    Getting active: This is a step that I initially tried last summer; now the long winter has ended and there’s some glorious weather I can finally get out for fitness walks. I do feel I do better to do multiple short-ish walks throughout the week – aiming for at least three 1.5 mile walks a week – than a few long ones for motivational reasons. They’re also great for starting the day and helping with my mental health!

  • Cutting out problem foods: I’ve decided that a go-to snack for me – pitta bread with houmous – has to go as I’m eating it to excess which negates the health and weight loss benefit. Because I know myself, it’s not enough to just say “no” internally; I’m just not having it in the house for a while.

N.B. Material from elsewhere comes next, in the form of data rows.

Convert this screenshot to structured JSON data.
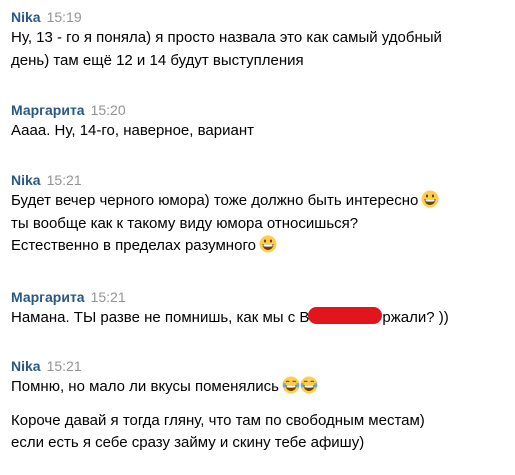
{
  "messages": [
    {
      "author": "Nika",
      "time": "15:19",
      "lines": [
        "Ну, 13 - го я поняла) я просто назвала это как самый удобный",
        "день) там ещё 12 и 14 будут выступления"
      ]
    },
    {
      "author": "Маргарита",
      "time": "15:20",
      "lines": [
        "Аааа. Ну, 14-го, наверное, вариант"
      ]
    },
    {
      "author": "Nika",
      "time": "15:21",
      "lines": [
        "Будет вечер черного юмора) тоже должно быть интересно",
        "ты вообще как к такому виду юмора относишься?",
        "Естественно в пределах разумного"
      ],
      "emoji": "grinning-face-emoji"
    },
    {
      "author": "Маргарита",
      "time": "15:21",
      "line_before": "Намана. ТЫ разве не помнишь, как мы с В",
      "line_after": "ржали? ))"
    },
    {
      "author": "Nika",
      "time": "15:21",
      "lines": [
        "Помню, но мало ли вкусы поменялись",
        "Короче давай я тогда гляну, что там по свободным местам)",
        "если есть я себе сразу займу и скину тебе афишу)"
      ],
      "emoji": "tears-of-joy-emoji"
    }
  ],
  "colors": {
    "author": "#2a5885",
    "time": "#939393",
    "text": "#000000",
    "redaction": "#e2141c",
    "emoji_face": "#ffcc4d"
  }
}
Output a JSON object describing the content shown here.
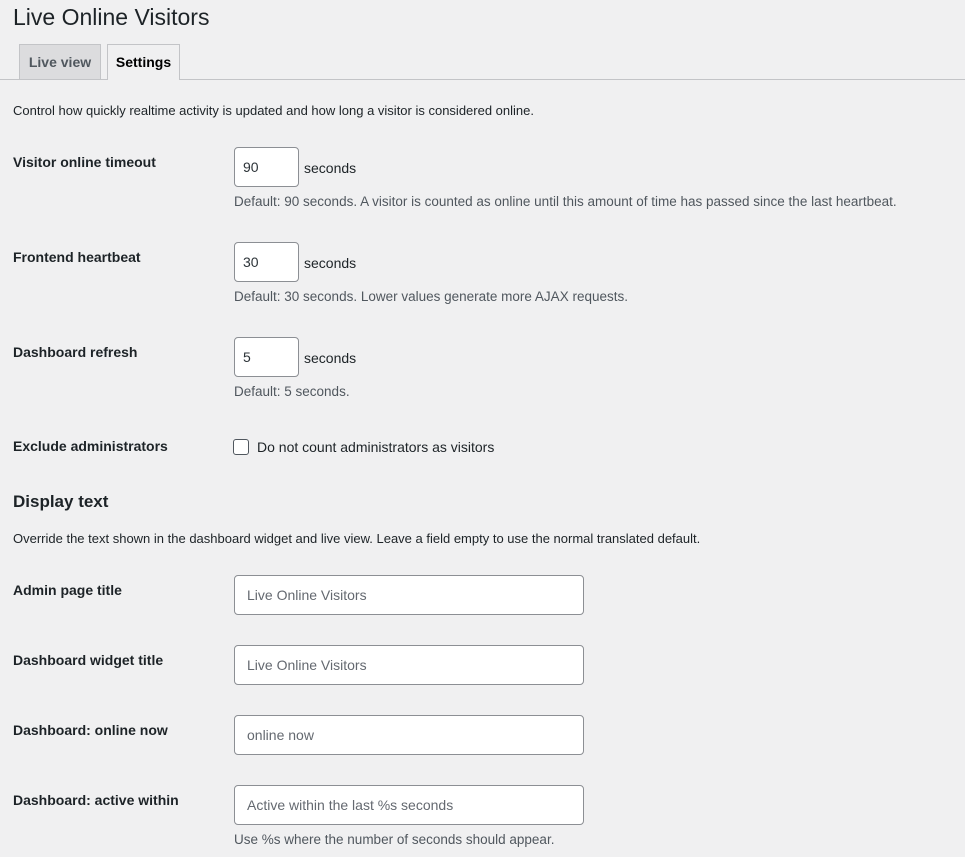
{
  "page": {
    "title": "Live Online Visitors"
  },
  "tabs": [
    {
      "label": "Live view",
      "active": false
    },
    {
      "label": "Settings",
      "active": true
    }
  ],
  "intro": "Control how quickly realtime activity is updated and how long a visitor is considered online.",
  "fields": {
    "visitor_timeout": {
      "label": "Visitor online timeout",
      "value": "90",
      "unit": "seconds",
      "help": "Default: 90 seconds. A visitor is counted as online until this amount of time has passed since the last heartbeat."
    },
    "frontend_heartbeat": {
      "label": "Frontend heartbeat",
      "value": "30",
      "unit": "seconds",
      "help": "Default: 30 seconds. Lower values generate more AJAX requests."
    },
    "dashboard_refresh": {
      "label": "Dashboard refresh",
      "value": "5",
      "unit": "seconds",
      "help": "Default: 5 seconds."
    },
    "exclude_admins": {
      "label": "Exclude administrators",
      "checkbox_label": "Do not count administrators as visitors",
      "checked": false
    }
  },
  "display_text": {
    "title": "Display text",
    "intro": "Override the text shown in the dashboard widget and live view. Leave a field empty to use the normal translated default.",
    "admin_page_title": {
      "label": "Admin page title",
      "placeholder": "Live Online Visitors"
    },
    "dashboard_widget_title": {
      "label": "Dashboard widget title",
      "placeholder": "Live Online Visitors"
    },
    "online_now": {
      "label": "Dashboard: online now",
      "placeholder": "online now"
    },
    "active_within": {
      "label": "Dashboard: active within",
      "placeholder": "Active within the last %s seconds",
      "help": "Use %s where the number of seconds should appear."
    }
  }
}
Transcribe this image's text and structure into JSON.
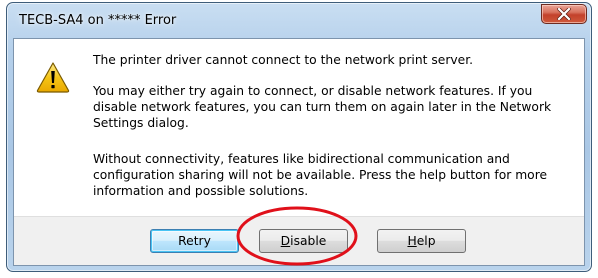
{
  "window": {
    "title": "TECB-SA4 on ***** Error",
    "close_icon": "close-icon"
  },
  "icon": {
    "name": "warning-icon",
    "colors": {
      "fill": "#f5c518",
      "outline": "#7a5a00",
      "glyph": "#000000"
    }
  },
  "messages": {
    "line1": "The printer driver cannot connect to the network print server.",
    "line2": "You may either try again to connect, or disable network features.  If you disable network features, you can turn them on again later in the Network Settings dialog.",
    "line3": "Without connectivity, features like bidirectional communication and configuration sharing will not be available.  Press the help button for more information and possible solutions."
  },
  "buttons": {
    "retry": {
      "label": "Retry",
      "is_default": true
    },
    "disable": {
      "mnemonic": "D",
      "label_rest": "isable"
    },
    "help": {
      "mnemonic": "H",
      "label_rest": "elp"
    }
  },
  "annotation": {
    "shape": "ellipse",
    "color": "#e0101a",
    "target": "disable-button"
  }
}
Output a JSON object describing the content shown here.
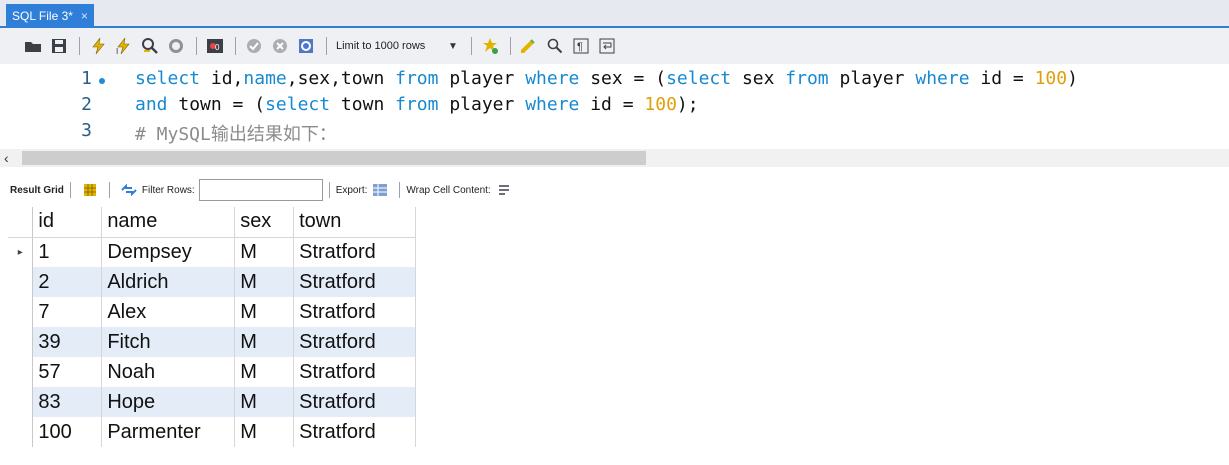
{
  "tab": {
    "title": "SQL File 3*",
    "close": "×"
  },
  "toolbar": {
    "limit_label": "Limit to 1000 rows",
    "icons": [
      "folder-icon",
      "save-icon",
      "execute-icon",
      "execute-current-icon",
      "explain-icon",
      "stop-icon",
      "toggle-output-icon",
      "commit-icon",
      "rollback-icon",
      "autocommit-icon",
      "beautify-icon",
      "find-icon",
      "invisible-chars-icon",
      "wrap-icon"
    ]
  },
  "editor": {
    "line_numbers": [
      "1",
      "2",
      "3"
    ],
    "comment": "# MySQL输出结果如下："
  },
  "result_bar": {
    "title": "Result Grid",
    "filter_label": "Filter Rows:",
    "filter_value": "",
    "export_label": "Export:",
    "wrap_label": "Wrap Cell Content:"
  },
  "grid": {
    "columns": [
      "id",
      "name",
      "sex",
      "town"
    ],
    "rows": [
      [
        "1",
        "Dempsey",
        "M",
        "Stratford"
      ],
      [
        "2",
        "Aldrich",
        "M",
        "Stratford"
      ],
      [
        "7",
        "Alex",
        "M",
        "Stratford"
      ],
      [
        "39",
        "Fitch",
        "M",
        "Stratford"
      ],
      [
        "57",
        "Noah",
        "M",
        "Stratford"
      ],
      [
        "83",
        "Hope",
        "M",
        "Stratford"
      ],
      [
        "100",
        "Parmenter",
        "M",
        "Stratford"
      ]
    ],
    "current_row_marker": "▸"
  },
  "colors": {
    "accent": "#2f7fd8",
    "keyword": "#1689d0",
    "number": "#e1a00b",
    "alt_row": "#e4ecf7"
  }
}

  • Focusing my attitude: Ultimately I need to take this seriously again to get down to my personal goal weight of 95Kg; I’ve made good progress and I need to just carry on that momentum. Part of this was thinking I’d plateau’d but I don’t genuinely think this is the case and my mental focus just needs to be sharpened to the weaknesses I’ve identified.

So that’s my plan for the summer! I hope to be able to report more encouraging news next time!